The Philadelphia 76ers have been playing some excellent basketball as of late as they have surged to the No. 3 seed in the Eastern Conference. They are now just a game back of the Boston Celtics for the No. 2 seed and it’s due to the immense amount of talent on their roster.

The Sixers are led by arguably the best big man in the game in Joel Embiid as well as a future Hall of Fame guard in James Harden. The two of them are the best pick-and-roll duo in the league and they have figured out a way to be in sync out on the floor.

The Ringer has put out their latest NBA player rankings and the Sixers have four players on their list of the top 125 players in the league. The number next to each player’s name represents their ranking on the list:

Tobias Harris - 97

Matt Krohn-USA TODAY Sports

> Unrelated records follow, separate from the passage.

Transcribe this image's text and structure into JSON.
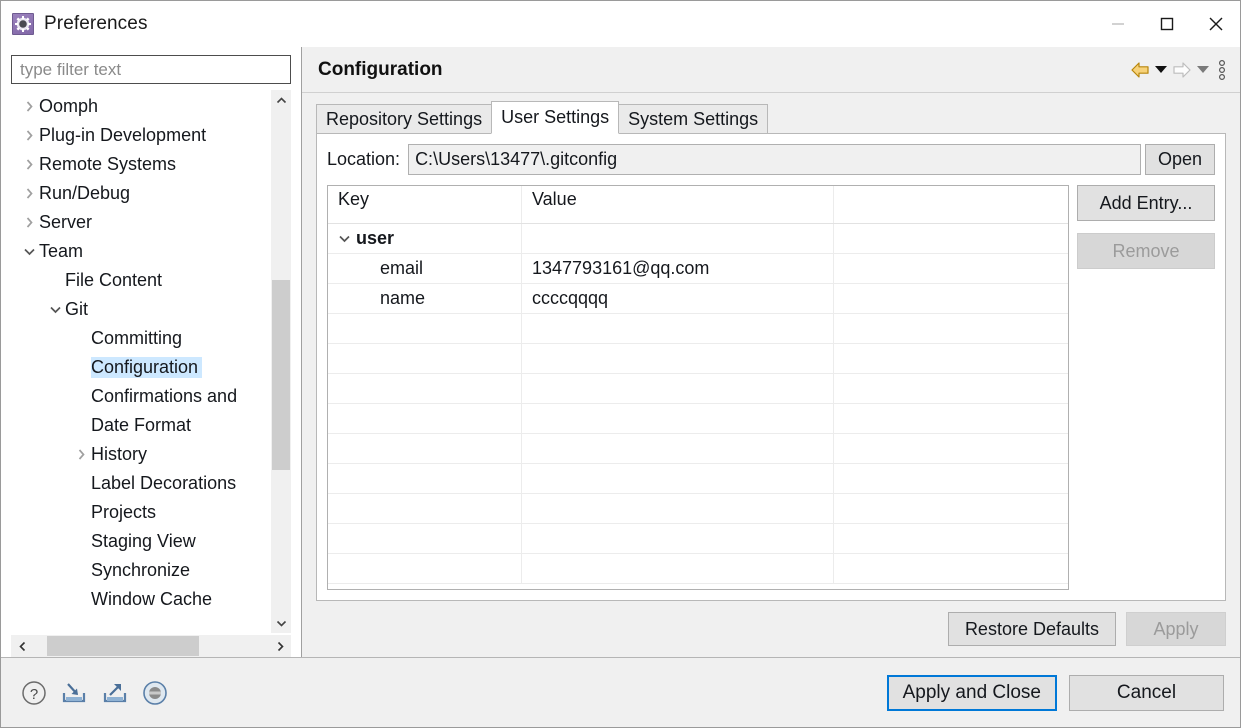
{
  "window": {
    "title": "Preferences",
    "icon": "preferences-gear-icon",
    "controls": {
      "minimize": "minimize-icon",
      "maximize": "maximize-icon",
      "close": "close-icon"
    }
  },
  "filter": {
    "placeholder": "type filter text",
    "value": ""
  },
  "tree": {
    "items": [
      {
        "label": "Oomph",
        "indent": 0,
        "state": "collapsed",
        "selected": false
      },
      {
        "label": "Plug-in Development",
        "indent": 0,
        "state": "collapsed",
        "selected": false
      },
      {
        "label": "Remote Systems",
        "indent": 0,
        "state": "collapsed",
        "selected": false
      },
      {
        "label": "Run/Debug",
        "indent": 0,
        "state": "collapsed",
        "selected": false
      },
      {
        "label": "Server",
        "indent": 0,
        "state": "collapsed",
        "selected": false
      },
      {
        "label": "Team",
        "indent": 0,
        "state": "expanded",
        "selected": false
      },
      {
        "label": "File Content",
        "indent": 1,
        "state": "leaf",
        "selected": false
      },
      {
        "label": "Git",
        "indent": 1,
        "state": "expanded",
        "selected": false
      },
      {
        "label": "Committing",
        "indent": 2,
        "state": "leaf",
        "selected": false
      },
      {
        "label": "Configuration",
        "indent": 2,
        "state": "leaf",
        "selected": true
      },
      {
        "label": "Confirmations and",
        "indent": 2,
        "state": "leaf",
        "selected": false
      },
      {
        "label": "Date Format",
        "indent": 2,
        "state": "leaf",
        "selected": false
      },
      {
        "label": "History",
        "indent": 2,
        "state": "collapsed",
        "selected": false
      },
      {
        "label": "Label Decorations",
        "indent": 2,
        "state": "leaf",
        "selected": false
      },
      {
        "label": "Projects",
        "indent": 2,
        "state": "leaf",
        "selected": false
      },
      {
        "label": "Staging View",
        "indent": 2,
        "state": "leaf",
        "selected": false
      },
      {
        "label": "Synchronize",
        "indent": 2,
        "state": "leaf",
        "selected": false
      },
      {
        "label": "Window Cache",
        "indent": 2,
        "state": "leaf",
        "selected": false
      }
    ],
    "scroll_up_icon": "chevron-up-icon",
    "scroll_down_icon": "chevron-down-icon",
    "scroll_left_icon": "chevron-left-icon",
    "scroll_right_icon": "chevron-right-icon"
  },
  "page": {
    "title": "Configuration",
    "tools": {
      "back": "back-arrow-icon",
      "back_menu": "triangle-down-icon",
      "forward": "forward-arrow-icon",
      "forward_menu": "triangle-down-icon",
      "view_menu": "vertical-dots-icon"
    },
    "tabs": [
      {
        "label": "Repository Settings",
        "active": false
      },
      {
        "label": "User Settings",
        "active": true
      },
      {
        "label": "System Settings",
        "active": false
      }
    ],
    "location": {
      "label": "Location:",
      "value": "C:\\Users\\13477\\.gitconfig",
      "open_button": "Open"
    },
    "table": {
      "columns": [
        "Key",
        "Value",
        ""
      ],
      "rows": [
        {
          "type": "group",
          "key": "user",
          "value": "",
          "expanded": true
        },
        {
          "type": "child",
          "key": "email",
          "value": "1347793161@qq.com"
        },
        {
          "type": "child",
          "key": "name",
          "value": "ccccqqqq"
        }
      ],
      "empty_row_count": 9
    },
    "side_buttons": [
      {
        "label": "Add Entry...",
        "enabled": true
      },
      {
        "label": "Remove",
        "enabled": false
      }
    ],
    "footer_buttons": [
      {
        "label": "Restore Defaults",
        "enabled": true
      },
      {
        "label": "Apply",
        "enabled": false
      }
    ]
  },
  "dialog": {
    "bottom_icons": [
      {
        "name": "help-icon",
        "glyph": "?"
      },
      {
        "name": "import-icon",
        "glyph": "import"
      },
      {
        "name": "export-icon",
        "glyph": "export"
      },
      {
        "name": "toggle-icon",
        "glyph": "circle"
      }
    ],
    "buttons": [
      {
        "label": "Apply and Close",
        "default": true
      },
      {
        "label": "Cancel",
        "default": false
      }
    ]
  }
}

The Ringer on Harris:

When the Sixers are fully operational, Harris works primarily as a spot shooter to help keep the floor spaced for Joel Embiid and James Harden. Yet as the game progresses and lineups shift, Harris can take on more responsibility by creating decent looks of his own off the dribble, or setting up in the post to take advantage of smaller wings. It’s an adaptability that allows Harris to aid his starring teammates without being wholly dependent on them, giving the Sixers all the more options as they manage their rotation (and notable absences due to injury) throughout a long season.

Tyrese Maxey - 65

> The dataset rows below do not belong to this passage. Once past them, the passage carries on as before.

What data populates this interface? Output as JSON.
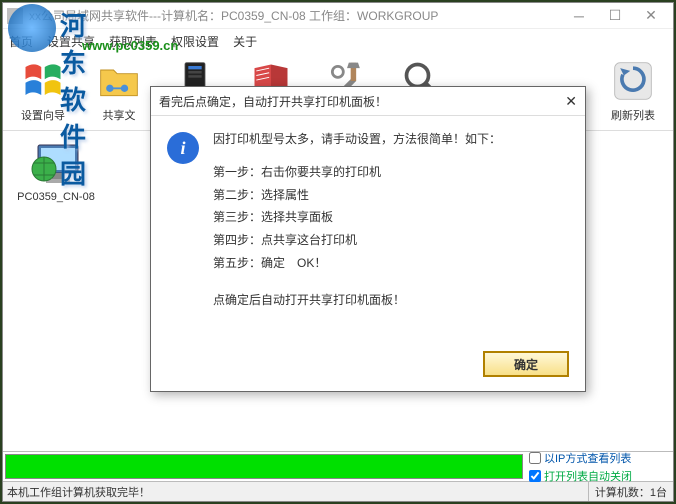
{
  "titlebar": {
    "title": "xx公司局域网共享软件---计算机名：PC0359_CN-08  工作组：WORKGROUP"
  },
  "menu": {
    "m1": "首页",
    "m2": "设置共享",
    "m3": "获取列表",
    "m4": "权限设置",
    "m5": "关于"
  },
  "watermark": {
    "text": "河东软件园",
    "url": "www.pc0359.cn"
  },
  "toolbar": {
    "t1": "设置向导",
    "t2": "共享文",
    "t6": "刷新列表"
  },
  "desktop": {
    "item1": "PC0359_CN-08"
  },
  "checks": {
    "c1": "以IP方式查看列表",
    "c2": "打开列表自动关闭"
  },
  "status": {
    "left": "本机工作组计算机获取完毕！",
    "right": "计算机数：1台"
  },
  "dialog": {
    "title": "看完后点确定，自动打开共享打印机面板！",
    "lead": "因打印机型号太多，请手动设置，方法很简单！如下：",
    "s1": "第一步：右击你要共享的打印机",
    "s2": "第二步：选择属性",
    "s3": "第三步：选择共享面板",
    "s4": "第四步：点共享这台打印机",
    "s5": "第五步：确定　OK！",
    "tail": "点确定后自动打开共享打印机面板！",
    "ok": "确定"
  }
}
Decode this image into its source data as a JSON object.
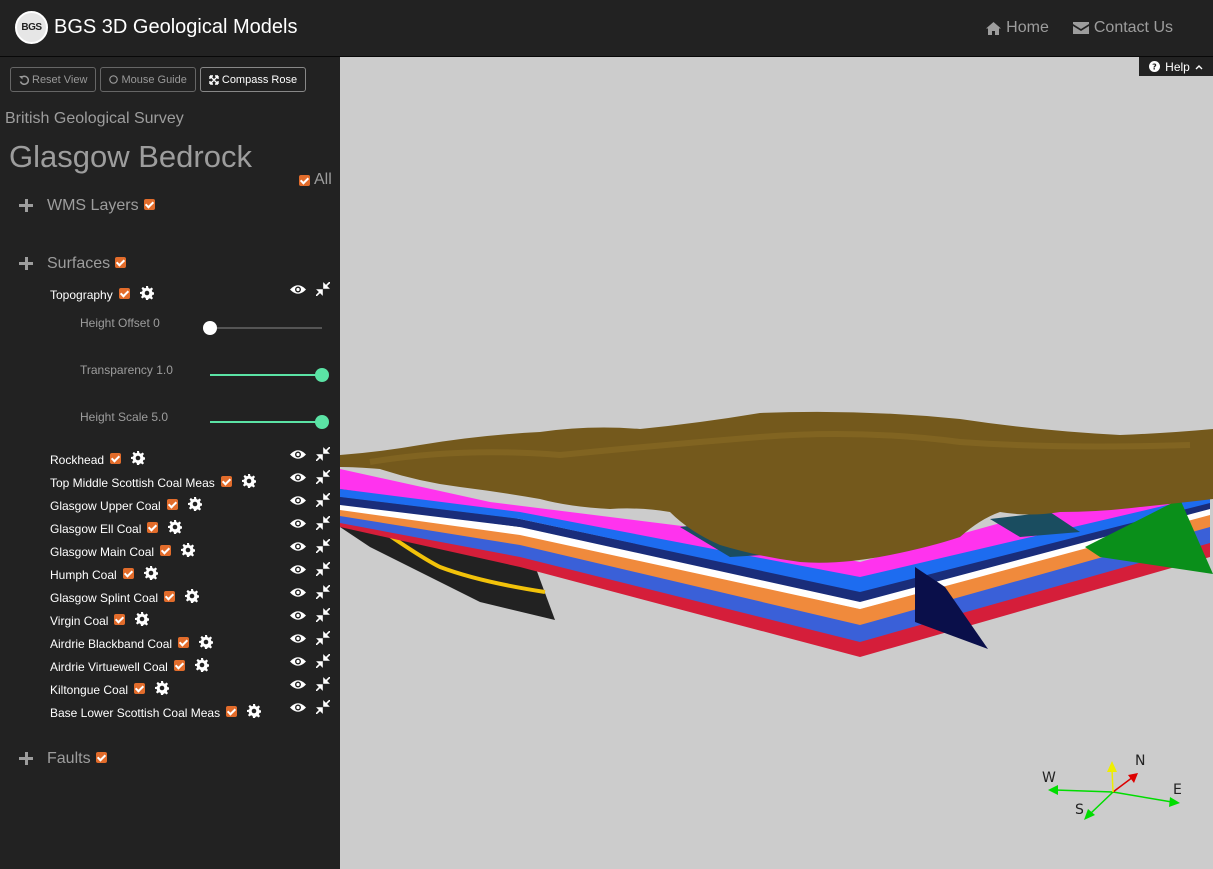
{
  "navbar": {
    "logo_text": "BGS",
    "title": "BGS 3D Geological Models",
    "links": [
      {
        "label": "Home",
        "icon": "home-icon"
      },
      {
        "label": "Contact Us",
        "icon": "envelope-icon"
      }
    ]
  },
  "toolbar": {
    "reset_view": "Reset View",
    "mouse_guide": "Mouse Guide",
    "compass_rose": "Compass Rose"
  },
  "sidebar": {
    "organisation": "British Geological Survey",
    "model_title": "Glasgow Bedrock",
    "all_label": "All",
    "groups": {
      "wms": "WMS Layers",
      "surfaces": "Surfaces",
      "faults": "Faults"
    },
    "topography": {
      "label": "Topography",
      "height_offset": "Height Offset 0",
      "transparency": "Transparency 1.0",
      "height_scale": "Height Scale 5.0",
      "height_offset_level": 0.0,
      "transparency_level": 1.0,
      "height_scale_level": 1.0
    },
    "surfaces": [
      "Rockhead",
      "Top Middle Scottish Coal Meas",
      "Glasgow Upper Coal",
      "Glasgow Ell Coal",
      "Glasgow Main Coal",
      "Humph Coal",
      "Glasgow Splint Coal",
      "Virgin Coal",
      "Airdrie Blackband Coal",
      "Airdrie Virtuewell Coal",
      "Kiltongue Coal",
      "Base Lower Scottish Coal Meas"
    ]
  },
  "viewer": {
    "help_label": "Help",
    "compass": {
      "n": "N",
      "s": "S",
      "e": "E",
      "w": "W"
    }
  },
  "colors": {
    "navbar_bg": "#222222",
    "checkbox": "#e26c2b",
    "slider_accent": "#5be3a5",
    "viewer_bg": "#cccccc",
    "topography": "#74591c",
    "magenta_layer": "#ff33ee",
    "fault_green": "#0a8f1a"
  }
}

Eric Hartline-USA TODAY Sports

The Ringer on Maxey’s ranking:

Maxey is emerging into the third star the Sixers needed next to Joel Embiid and James Harden, providing additional shot creation and the upside to drop 30 on any given night. He’s a three-level scorer who can get to the basket for slippery finishes off the glass, pull up to hit contested midrange jumpers, or jack a shot from way behind the arc.

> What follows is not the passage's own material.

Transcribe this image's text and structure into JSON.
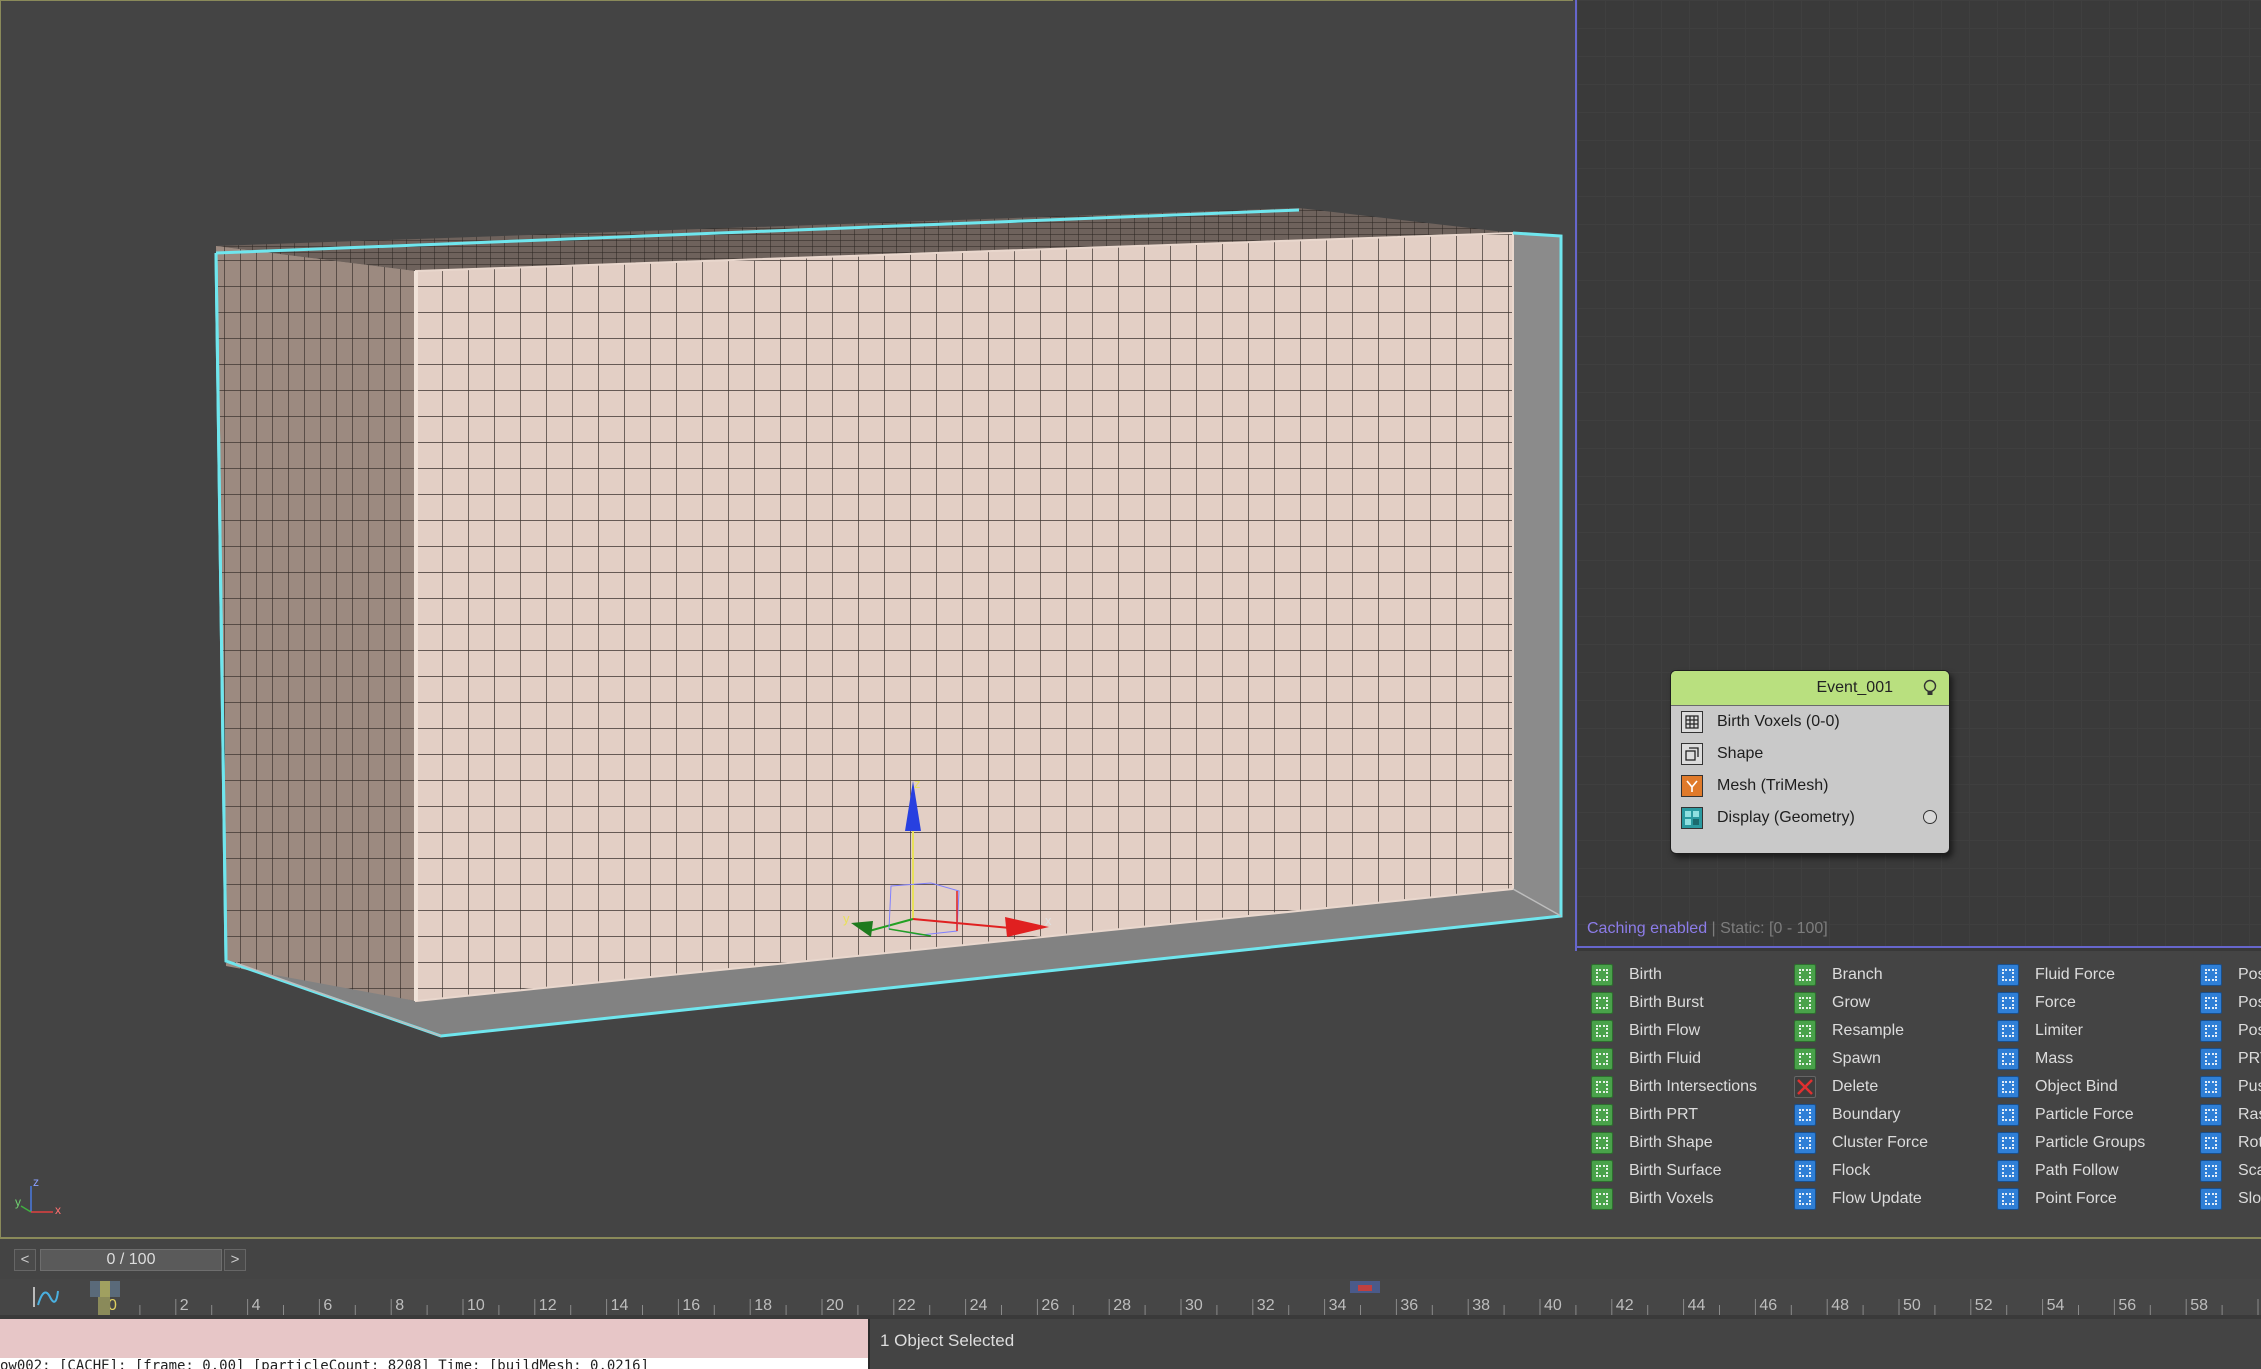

James Harden - 16

Eric Hartline-USA TODAY Sports

The Ringer on Harden’s terrific season:

One of the most prolific creators of his generation has become one of the league’s great unknowns. It’s clear that the version of Harden suiting up for the Sixers isn’t the same, dominant player who drove elite offenses (and led the league in scoring) year in and year out in Houston. What remains to be seen is how much of that former MVP is really left—and how willing Harden will be to adapt to his new reality.
Even an aging Harden is tremendous in the pick-and-roll, if not to the same ridiculous extremes he once was. These days he’s a bit more reliant on the pick to clear him a runway, and even then has needed to dust off his long-dormant midrange game to account for the fact that it’s getting tougher to drive all the way to the rim.

Joel Embiid - 6

David Richard-USA TODAY Sports

The Ringer on Embiid ranking 6th:

Embiid does everything you’d expect a player with a 7-foot, 280-pound frame to do on offense. He can pulverize opponents in the post, backing defenders underneath the rim before finishing loudly. He can cut. He can crash the boards. He can screen and roll. He adds something new to his game every year, and he has turned himself into a perennial MVP candidate. He’s added one post move after another: drop-steps. Fadeaways. Face-up rip-throughs. Hook shots. And he’s managed to apply his interior footwork to the perimeter, with hang dribbles out of drives to the basket, stepbacks from the elbows, and pump fakes to get into his pull-up. Embiid is as fluid as a player can get at his size. He’s like a wing in a big body.

Story originally appeared on Sixers Wire